LORE is a striking, superbly acted drama with many impressive moments that also ultimately works against complete success with too much artsy directorial indulgence. Critics in the main raved it as Grade-A, but I’ll side with the minority who found fault with director Cate Shortland’s over-reliance on opacity, and give the 2012 effort a respectful B.
World War Two’s final days in Germany. Hitler kills himself, the country is partitioned into zones among the unsympathetic or vengeful Allies. After their mid-level Nazi parents cut them loose in light of their own looming arrest, 14-year-old ‘Hannelore Dressler’ (Saskia Rosendahl) sees her propaganda-raised childhood brutally end when she’s thrust into friendless instant-adulthood, leading her four younger siblings on a 900 kilometer/560 mile trek across the shattered countryside from their southern home near The Black Forest to the hopeful sanctuary of their grandmother’s near Hamburg. A joyless road trip that starts with shooting the family dog.
Rosendahl, at 19, made her feature debut here, and is wholly remarkable as a misled innocent coming of age at the worst possible time and place, saddled with immediate life-or-death responsibility, racked by confronting a mountain of lies and caught in the tides of her emerging sexuality.
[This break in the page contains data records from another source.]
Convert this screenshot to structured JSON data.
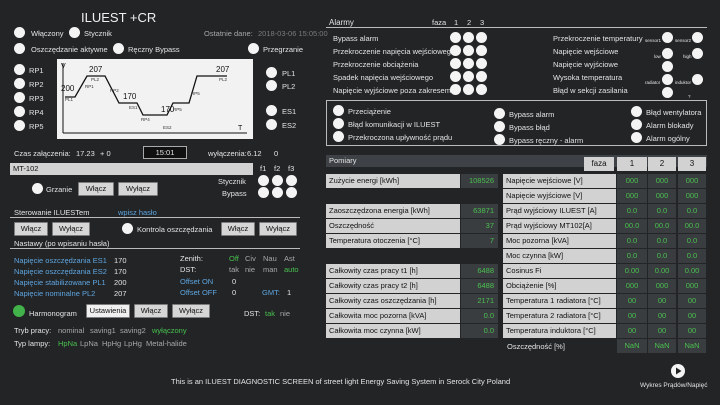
{
  "header": {
    "title": "ILUEST +CR",
    "last_data_label": "Ostatnie dane:",
    "last_data_value": "2018-03-06 15:05:00",
    "wlaczony": "Włączony",
    "stycznik": "Stycznik",
    "oszczedzanie": "Oszczędzanie aktywne",
    "reczny_bypass": "Ręczny Bypass",
    "przegrzanie": "Przegrzanie"
  },
  "chart": {
    "rp_labels": [
      "RP1",
      "RP2",
      "RP3",
      "RP4",
      "RP5"
    ],
    "pl_labels": [
      "PL1",
      "PL2"
    ],
    "es_labels": [
      "ES1",
      "ES2"
    ],
    "v_axis": "V",
    "t_axis": "T",
    "values": [
      "200",
      "207",
      "170",
      "170",
      "207"
    ],
    "seg_labels": [
      "PL1",
      "RP1",
      "PL2",
      "RP2",
      "ES1",
      "RP4",
      "ES2",
      "RP5",
      "RP5",
      "PL2"
    ]
  },
  "times": {
    "zal_label": "Czas załączenia:",
    "zal_value": "17.23",
    "zal_offset": "+ 0",
    "current": "15:01",
    "wyl_label": "wyłączenia:",
    "wyl_value": "6.12",
    "wyl_offset": "0"
  },
  "mt": {
    "title": "MT-102",
    "grzanie": "Grzanie",
    "wlacz": "Włącz",
    "wylacz": "Wyłącz",
    "f_headers": [
      "f1",
      "f2",
      "f3"
    ],
    "stycznik": "Stycznik",
    "bypass": "Bypass"
  },
  "control": {
    "sterowanie_label": "Sterowanie ILUESTem",
    "password_link": "wpisz hasło",
    "kontrola_label": "Kontrola oszczędzania",
    "wlacz": "Włącz",
    "wylacz": "Wyłącz",
    "nastawy_label": "Nastawy (po wpisaniu hasła)"
  },
  "settings": {
    "rows": [
      {
        "label": "Napięcie oszczędzania ES1",
        "value": "170"
      },
      {
        "label": "Napięcie oszczędzania ES2",
        "value": "170"
      },
      {
        "label": "Napięcie stabilizowane PL1",
        "value": "200"
      },
      {
        "label": "Napięcie nominalne PL2",
        "value": "207"
      }
    ],
    "zenith_label": "Zenith:",
    "zenith_opts": [
      "Off",
      "Civ",
      "Nau",
      "Ast"
    ],
    "dst_label": "DST:",
    "dst_opts": [
      "tak",
      "nie",
      "man",
      "auto"
    ],
    "offset_on_label": "Offset ON",
    "offset_on_value": "0",
    "offset_off_label": "Offset OFF",
    "offset_off_value": "0",
    "gmt_label": "GMT:",
    "gmt_value": "1",
    "harmonogram": "Harmonogram",
    "ustawienia": "Ustawienia",
    "wlacz": "Włącz",
    "wylacz": "Wyłącz",
    "dst2_label": "DST:",
    "dst2_opts": [
      "tak",
      "nie"
    ]
  },
  "tryb": {
    "label": "Tryb pracy:",
    "opts": [
      "nominal",
      "saving1",
      "saving2",
      "wyłączony"
    ],
    "lamp_label": "Typ lampy:",
    "lamp_opts": [
      "HpNa",
      "LpNa",
      "HpHg",
      "LpHg",
      "Metal-halide"
    ]
  },
  "alarms": {
    "title": "Alarmy",
    "faza": "faza",
    "phases": [
      "1",
      "2",
      "3"
    ],
    "left": [
      "Bypass alarm",
      "Przekroczenie napięcia wejściowego",
      "Przekroczenie obciążenia",
      "Spadek napięcia wejściowego",
      "Napięcie wyjściowe poza zakresem"
    ],
    "right": [
      "Przekroczenie temperatury",
      "Napięcie wejściowe",
      "Napięcie wyjściowe",
      "Wysoka temperatura",
      "Błąd w sekcji zasilania"
    ],
    "sensor_labels": [
      "sensor1",
      "sensor2",
      "low",
      "high",
      "radiator",
      "induktor",
      "?"
    ],
    "flags_col1": [
      "Przeciążenie",
      "Błąd komunikacji w ILUEST",
      "Przekroczona upływność prądu"
    ],
    "flags_col2": [
      "Bypass alarm",
      "Bypass błąd",
      "Bypass ręczny - alarm"
    ],
    "flags_col3": [
      "Błąd wentylatora",
      "Alarm blokady",
      "Alarm ogólny"
    ]
  },
  "pomiary": {
    "title": "Pomiary",
    "left_rows": [
      {
        "label": "Zużycie energi [kWh]",
        "value": "108526"
      },
      {
        "label": "Zaoszczędzona energia [kWh]",
        "value": "63871"
      },
      {
        "label": "Oszczędność",
        "value": "37"
      },
      {
        "label": "Temperatura otoczenia [°C]",
        "value": "7"
      }
    ],
    "left_rows2": [
      {
        "label": "Całkowity czas pracy t1 [h]",
        "value": "6488"
      },
      {
        "label": "Całkowity czas pracy t2 [h]",
        "value": "6488"
      },
      {
        "label": "Całkowity czas oszczędzania [h]",
        "value": "2171"
      },
      {
        "label": "Całkowita moc pozorna [kVA]",
        "value": "0.0"
      },
      {
        "label": "Całkowita moc czynna [kW]",
        "value": "0.0"
      }
    ],
    "faza_label": "faza",
    "phase_headers": [
      "1",
      "2",
      "3"
    ],
    "right_rows": [
      {
        "label": "Napięcie wejściowe [V]",
        "v": [
          "000",
          "000",
          "000"
        ]
      },
      {
        "label": "Napięcie wyjściowe [V]",
        "v": [
          "000",
          "000",
          "000"
        ]
      },
      {
        "label": "Prąd wyjściowy ILUEST [A]",
        "v": [
          "0.0",
          "0.0",
          "0.0"
        ]
      },
      {
        "label": "Prąd wyjściowy MT102[A]",
        "v": [
          "00.0",
          "00.0",
          "00.0"
        ]
      },
      {
        "label": "Moc pozorna [kVA]",
        "v": [
          "0.0",
          "0.0",
          "0.0"
        ]
      },
      {
        "label": "Moc czynna [kW]",
        "v": [
          "0.0",
          "0.0",
          "0.0"
        ]
      },
      {
        "label": "Cosinus Fi",
        "v": [
          "0.00",
          "0.00",
          "0.00"
        ]
      },
      {
        "label": "Obciążenie [%]",
        "v": [
          "000",
          "000",
          "000"
        ]
      },
      {
        "label": "Temperatura 1 radiatora [°C]",
        "v": [
          "00",
          "00",
          "00"
        ]
      },
      {
        "label": "Temperatura 2 radiatora [°C]",
        "v": [
          "00",
          "00",
          "00"
        ]
      },
      {
        "label": "Temperatura induktora [°C]",
        "v": [
          "00",
          "00",
          "00"
        ]
      }
    ],
    "oszczednosc_label": "Oszczędność [%]",
    "oszczednosc_vals": [
      "NaN",
      "NaN",
      "NaN"
    ]
  },
  "footer": {
    "text": "This is an ILUEST DIAGNOSTIC SCREEN of street light Energy Saving System in Serock City Poland",
    "wykres": "Wykres Prądów/Napięć"
  }
}
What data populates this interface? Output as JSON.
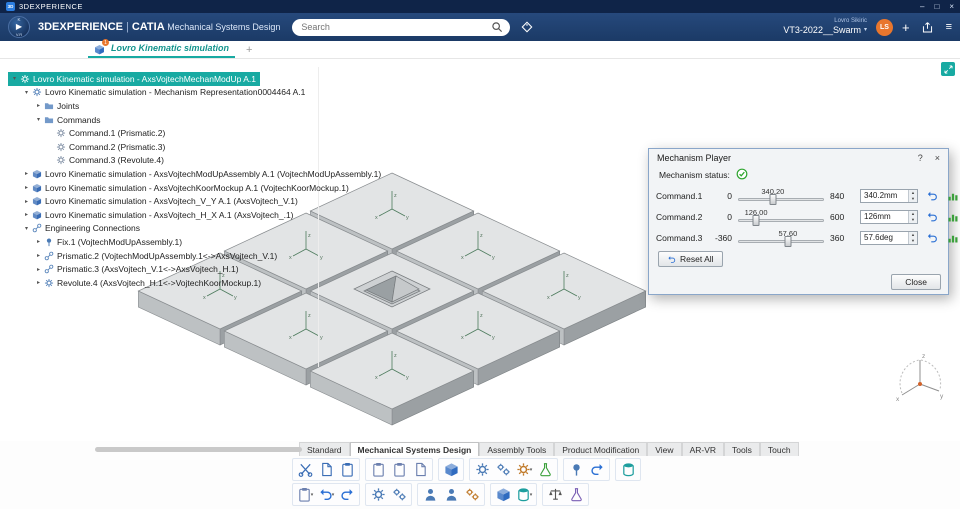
{
  "titlebar": {
    "app_name": "3DEXPERIENCE",
    "logo": "3D",
    "minimize": "–",
    "maximize": "□",
    "close": "×"
  },
  "header": {
    "brand": "3DEXPERIENCE",
    "pipe": "|",
    "app": "CATIA",
    "suite": "Mechanical Systems Design",
    "search_placeholder": "Search",
    "user_name": "Lovro Sikiric",
    "workspace": "VT3-2022__Swarm",
    "workspace_caret": "▾",
    "avatar_initials": "LS",
    "plus": "+",
    "menu": "≡",
    "logo_top": "K",
    "logo_play": "▶",
    "logo_bottom": "V.R"
  },
  "tabbar": {
    "active_tab": "Lovro Kinematic simulation",
    "badge": "1",
    "new_tab": "+"
  },
  "tree": {
    "glyphs": {
      "open": "▾",
      "closed": "▸",
      "leaf": ""
    },
    "items": [
      "Lovro Kinematic simulation - AxsVojtechMechanModUp A.1",
      "Lovro Kinematic simulation - Mechanism Representation0004464 A.1",
      "Joints",
      "Commands",
      "Command.1 (Prismatic.2)",
      "Command.2 (Prismatic.3)",
      "Command.3 (Revolute.4)",
      "Lovro Kinematic simulation - AxsVojtechModUpAssembly A.1 (VojtechModUpAssembly.1)",
      "Lovro Kinematic simulation - AxsVojtechKoorMockup A.1 (VojtechKoorMockup.1)",
      "Lovro Kinematic simulation - AxsVojtech_V_Y A.1 (AxsVojtech_V.1)",
      "Lovro Kinematic simulation - AxsVojtech_H_X A.1 (AxsVojtech_.1)",
      "Engineering Connections",
      "Fix.1 (VojtechModUpAssembly.1)",
      "Prismatic.2 (VojtechModUpAssembly.1<->AxsVojtech_V.1)",
      "Prismatic.3 (AxsVojtech_V.1<->AxsVojtech_H.1)",
      "Revolute.4 (AxsVojtech_H.1<->VojtechKoorMockup.1)"
    ]
  },
  "dialog": {
    "title": "Mechanism Player",
    "help": "?",
    "close_x": "×",
    "status_label": "Mechanism status:",
    "spin_up": "▲",
    "spin_down": "▼",
    "rows": [
      {
        "name": "Command.1",
        "min": "0",
        "value": "340.20",
        "max": "840",
        "field": "340.2mm",
        "pct": 40.5
      },
      {
        "name": "Command.2",
        "min": "0",
        "value": "126.00",
        "max": "600",
        "field": "126mm",
        "pct": 21
      },
      {
        "name": "Command.3",
        "min": "-360",
        "value": "57.60",
        "max": "360",
        "field": "57.6deg",
        "pct": 58
      }
    ],
    "reset_all": "Reset All",
    "close": "Close"
  },
  "ribbon": {
    "tabs": [
      "Standard",
      "Mechanical Systems Design",
      "Assembly Tools",
      "Product Modification",
      "View",
      "AR-VR",
      "Tools",
      "Touch"
    ],
    "active_tab": "Mechanical Systems Design"
  },
  "toolbar": {
    "caret": "▾",
    "row1": [
      "cut",
      "copy",
      "paste",
      "paste-special",
      "paste-with-link",
      "duplicate",
      "new-product",
      "create-joint",
      "mechanism-manager",
      "speed-acceleration",
      "mechanism-check",
      "fix-part",
      "update",
      "save-session"
    ],
    "row2": [
      "paste-options",
      "undo",
      "redo",
      "options",
      "tools",
      "share",
      "collaborate",
      "generate",
      "insert-component",
      "store-data",
      "measure-inertia",
      "analysis"
    ]
  },
  "compass": {
    "x": "x",
    "y": "y",
    "z": "z"
  },
  "colors": {
    "accent": "#18aaa2",
    "header": "#1d3e6d",
    "status_green": "#2ea52e",
    "avatar": "#e8762d"
  }
}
A natural beauty with apparent depth and instinctive talent, you can bank this young woman is going to be a big star.
For my tastes, in directing, while she elicited excellent performances and captures the mood of dislocation among the stunned defeated populace betrayed by their deified Fuhrer, Shortland has cinematographer Adam Arkapaw (Animal Kingdom) use extreme close-ups overmuch and by the time the film got to the last act, I found myself waiting for the next obtuse-angle view. Otherwise, so much of the production is so good that that’s a minor carp, even if to my eyes her aesthetic ploys became intrusive. That said, in portraying what was a mass national nightmare on a miniature, family & child-sized scale some of the most telling details that Shortland supervised give flawless credit to the makeup department, headed by Ulrike Borrmann, and in the props corralled by production designer Silke Fischer.
Shortland co-wrote the script with Robin Mukherjee, off a novella from the 2001 book “The Dark Room”, written by Rachel Seiffert. The 109 minutes move at a slow pace, befitting the trudge through disbelief, hunger, trauma and general misery the kids endure. To its credit, the film assumes the audience has some idea of how to place the story in a time-frame perspective. *
Shot for a little over $5,000,000, the box-office take in America came to $969,000. Another $230,000 came in from Australia. I can’t locate other international figures. Lots of awards from film festivals and societies. With Nele Trebs, Kai-Peter Molina, André Frid, Ursina Lardi, Hans Jochen-Wagner, Mika Seidel and Eva-Maria Hagen.
* Shortland is Australian and doesn’t speak any German, but that didn’t seem to hang her up drawing out the best from her cast. Any number of nationalities were rent by the Armageddon of the Second World War. Generally, the take on Germany is shown through standard war films—The Ruthless, Efficient Enemy–or in the endless procession of indictments via Holocaust-centered screenplays. The Nazis, of course, earned every atom of revulsion we can summon, but ignored (outside Germany) is the incalculable suffering of their civilian population. The ghastly diaspora from East Prussia under avenging rape and slaughter from the Red Army is one of the great unacknowledged horrors of a conflict that had more than enough to go around.